According to the report, Dhaliwal’s campaign exhibited a pattern of activity that required investigation and upon further review, revealed glaring inconsistencies and violations that warranted financial penalties.

“Failing to disclose contributions totaling $4,600, which were deposited into a personal bank account, is more egregious than typical non-disclosure violations,” the order reads. “The failure to disclose the contributions, combined with the fact that these contributions were donated into a personal bank account and neither reimbursement nor disclosure occurred until 2013 when the FPPC investigation commenced, warrants higher fines.”

The report goes on to explain that during an interview, Dhaliwal explained that during his 2010 campaign he was under duress due to family illness and didn’t have a dedicated treasurer at the time – relying on friends and family members to take care of the financial details of the case.
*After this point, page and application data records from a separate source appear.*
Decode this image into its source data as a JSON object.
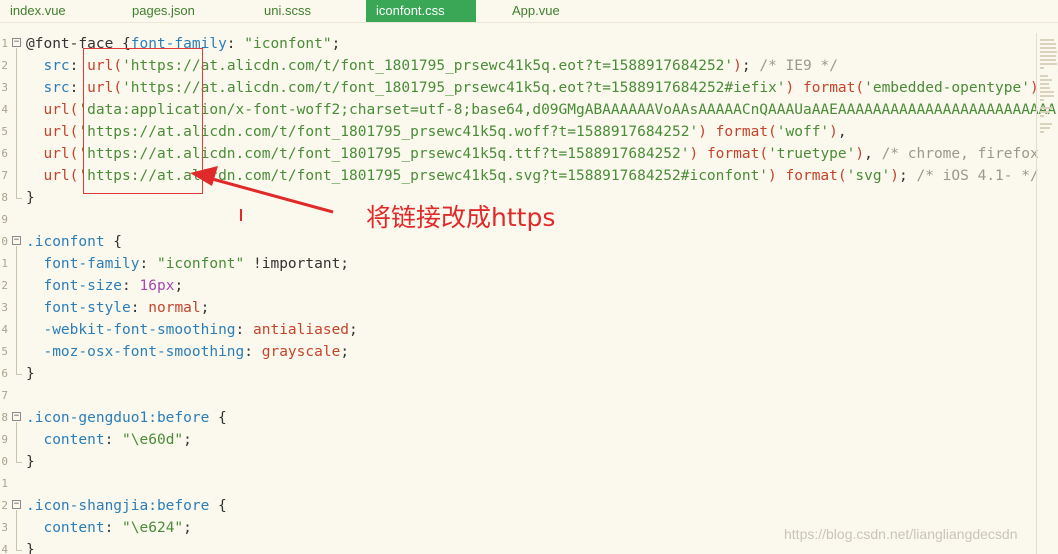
{
  "tabs": [
    {
      "label": "index.vue",
      "active": false
    },
    {
      "label": "pages.json",
      "active": false
    },
    {
      "label": "uni.scss",
      "active": false
    },
    {
      "label": "iconfont.css",
      "active": true
    },
    {
      "label": "App.vue",
      "active": false
    }
  ],
  "lines": [
    {
      "n": "1",
      "fold": "open",
      "tokens": [
        [
          "plain",
          "@font-face {"
        ],
        [
          "prop",
          "font-family"
        ],
        [
          "plain",
          ": "
        ],
        [
          "str",
          "\"iconfont\""
        ],
        [
          "plain",
          ";"
        ]
      ]
    },
    {
      "n": "2",
      "tokens": [
        [
          "plain",
          "  "
        ],
        [
          "prop",
          "src"
        ],
        [
          "plain",
          ": "
        ],
        [
          "fn",
          "url("
        ],
        [
          "str",
          "'https://at.alicdn.com/t/font_1801795_prsewc41k5q.eot?t=1588917684252'"
        ],
        [
          "fn",
          ")"
        ],
        [
          "plain",
          "; "
        ],
        [
          "cmt",
          "/* IE9 */"
        ]
      ]
    },
    {
      "n": "3",
      "tokens": [
        [
          "plain",
          "  "
        ],
        [
          "prop",
          "src"
        ],
        [
          "plain",
          ": "
        ],
        [
          "fn",
          "url("
        ],
        [
          "str",
          "'https://at.alicdn.com/t/font_1801795_prsewc41k5q.eot?t=1588917684252#iefix'"
        ],
        [
          "fn",
          ")"
        ],
        [
          "plain",
          " "
        ],
        [
          "fn",
          "format("
        ],
        [
          "str",
          "'embedded-opentype'"
        ],
        [
          "fn",
          ")"
        ]
      ]
    },
    {
      "n": "4",
      "tokens": [
        [
          "plain",
          "  "
        ],
        [
          "fn",
          "url("
        ],
        [
          "str",
          "'data:application/x-font-woff2;charset=utf-8;base64,d09GMgABAAAAAAVoAAsAAAAACnQAAAUaAAEAAAAAAAAAAAAAAAAAAAAAAAAA"
        ]
      ]
    },
    {
      "n": "5",
      "tokens": [
        [
          "plain",
          "  "
        ],
        [
          "fn",
          "url("
        ],
        [
          "str",
          "'https://at.alicdn.com/t/font_1801795_prsewc41k5q.woff?t=1588917684252'"
        ],
        [
          "fn",
          ")"
        ],
        [
          "plain",
          " "
        ],
        [
          "fn",
          "format("
        ],
        [
          "str",
          "'woff'"
        ],
        [
          "fn",
          ")"
        ],
        [
          "plain",
          ","
        ]
      ]
    },
    {
      "n": "6",
      "tokens": [
        [
          "plain",
          "  "
        ],
        [
          "fn",
          "url("
        ],
        [
          "str",
          "'https://at.alicdn.com/t/font_1801795_prsewc41k5q.ttf?t=1588917684252'"
        ],
        [
          "fn",
          ")"
        ],
        [
          "plain",
          " "
        ],
        [
          "fn",
          "format("
        ],
        [
          "str",
          "'truetype'"
        ],
        [
          "fn",
          ")"
        ],
        [
          "plain",
          ", "
        ],
        [
          "cmt",
          "/* chrome, firefox"
        ]
      ]
    },
    {
      "n": "7",
      "tokens": [
        [
          "plain",
          "  "
        ],
        [
          "fn",
          "url("
        ],
        [
          "str",
          "'https://at.alicdn.com/t/font_1801795_prsewc41k5q.svg?t=1588917684252#iconfont'"
        ],
        [
          "fn",
          ")"
        ],
        [
          "plain",
          " "
        ],
        [
          "fn",
          "format("
        ],
        [
          "str",
          "'svg'"
        ],
        [
          "fn",
          ")"
        ],
        [
          "plain",
          "; "
        ],
        [
          "cmt",
          "/* iOS 4.1- */"
        ]
      ]
    },
    {
      "n": "8",
      "foldend": true,
      "tokens": [
        [
          "plain",
          "}"
        ]
      ]
    },
    {
      "n": "9",
      "tokens": []
    },
    {
      "n": "0",
      "fold": "open",
      "tokens": [
        [
          "sel",
          ".iconfont"
        ],
        [
          "plain",
          " {"
        ]
      ]
    },
    {
      "n": "1",
      "tokens": [
        [
          "plain",
          "  "
        ],
        [
          "prop",
          "font-family"
        ],
        [
          "plain",
          ": "
        ],
        [
          "str",
          "\"iconfont\""
        ],
        [
          "plain",
          " !important;"
        ]
      ]
    },
    {
      "n": "2",
      "tokens": [
        [
          "plain",
          "  "
        ],
        [
          "prop",
          "font-size"
        ],
        [
          "plain",
          ": "
        ],
        [
          "num",
          "16px"
        ],
        [
          "plain",
          ";"
        ]
      ]
    },
    {
      "n": "3",
      "tokens": [
        [
          "plain",
          "  "
        ],
        [
          "prop",
          "font-style"
        ],
        [
          "plain",
          ": "
        ],
        [
          "val",
          "normal"
        ],
        [
          "plain",
          ";"
        ]
      ]
    },
    {
      "n": "4",
      "tokens": [
        [
          "plain",
          "  "
        ],
        [
          "prop",
          "-webkit-font-smoothing"
        ],
        [
          "plain",
          ": "
        ],
        [
          "val",
          "antialiased"
        ],
        [
          "plain",
          ";"
        ]
      ]
    },
    {
      "n": "5",
      "tokens": [
        [
          "plain",
          "  "
        ],
        [
          "prop",
          "-moz-osx-font-smoothing"
        ],
        [
          "plain",
          ": "
        ],
        [
          "val",
          "grayscale"
        ],
        [
          "plain",
          ";"
        ]
      ]
    },
    {
      "n": "6",
      "foldend": true,
      "tokens": [
        [
          "plain",
          "}"
        ]
      ]
    },
    {
      "n": "7",
      "tokens": []
    },
    {
      "n": "8",
      "fold": "open",
      "tokens": [
        [
          "sel",
          ".icon-gengduo1:before"
        ],
        [
          "plain",
          " {"
        ]
      ]
    },
    {
      "n": "9",
      "tokens": [
        [
          "plain",
          "  "
        ],
        [
          "prop",
          "content"
        ],
        [
          "plain",
          ": "
        ],
        [
          "str",
          "\"\\e60d\""
        ],
        [
          "plain",
          ";"
        ]
      ]
    },
    {
      "n": "0",
      "foldend": true,
      "tokens": [
        [
          "plain",
          "}"
        ]
      ]
    },
    {
      "n": "1",
      "tokens": []
    },
    {
      "n": "2",
      "fold": "open",
      "tokens": [
        [
          "sel",
          ".icon-shangjia:before"
        ],
        [
          "plain",
          " {"
        ]
      ]
    },
    {
      "n": "3",
      "tokens": [
        [
          "plain",
          "  "
        ],
        [
          "prop",
          "content"
        ],
        [
          "plain",
          ": "
        ],
        [
          "str",
          "\"\\e624\""
        ],
        [
          "plain",
          ";"
        ]
      ]
    },
    {
      "n": "4",
      "foldend": true,
      "tokens": [
        [
          "plain",
          "}"
        ]
      ]
    }
  ],
  "annotation": {
    "text": "将链接改成https",
    "color": "#e02a2a"
  },
  "watermark": "https://blog.csdn.net/liangliangdecsdn",
  "colors": {
    "active_tab": "#3aa757",
    "background": "#fbf8ee"
  }
}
Dhaliwal did, the report says, cooperate fully with the investigation – producing personal bank records when asked, hiring a professional treasurer to handle all financial matters moving forward and fixed all past campaign reporting mistakes and errors.

With respect to the loans that he received, the commission found no evidence that he voted on any issue involving the businesses or individuals involved in those transactions.

But the damage, the report said, is in removing the public transparency that the public has come to expect during campaign cycles.

“The public harm inherent in these types of violations, where pertinent information is not disclosed by the committee, is that the public is deprived of a means to discover the identity of contributors, the amount contributed, and the nature of the committee’s campaign expenses,” the commission wrote. “Failure to disclose income on a statement of economic interests deprives the public of knowledge about the economic interests of public officials.”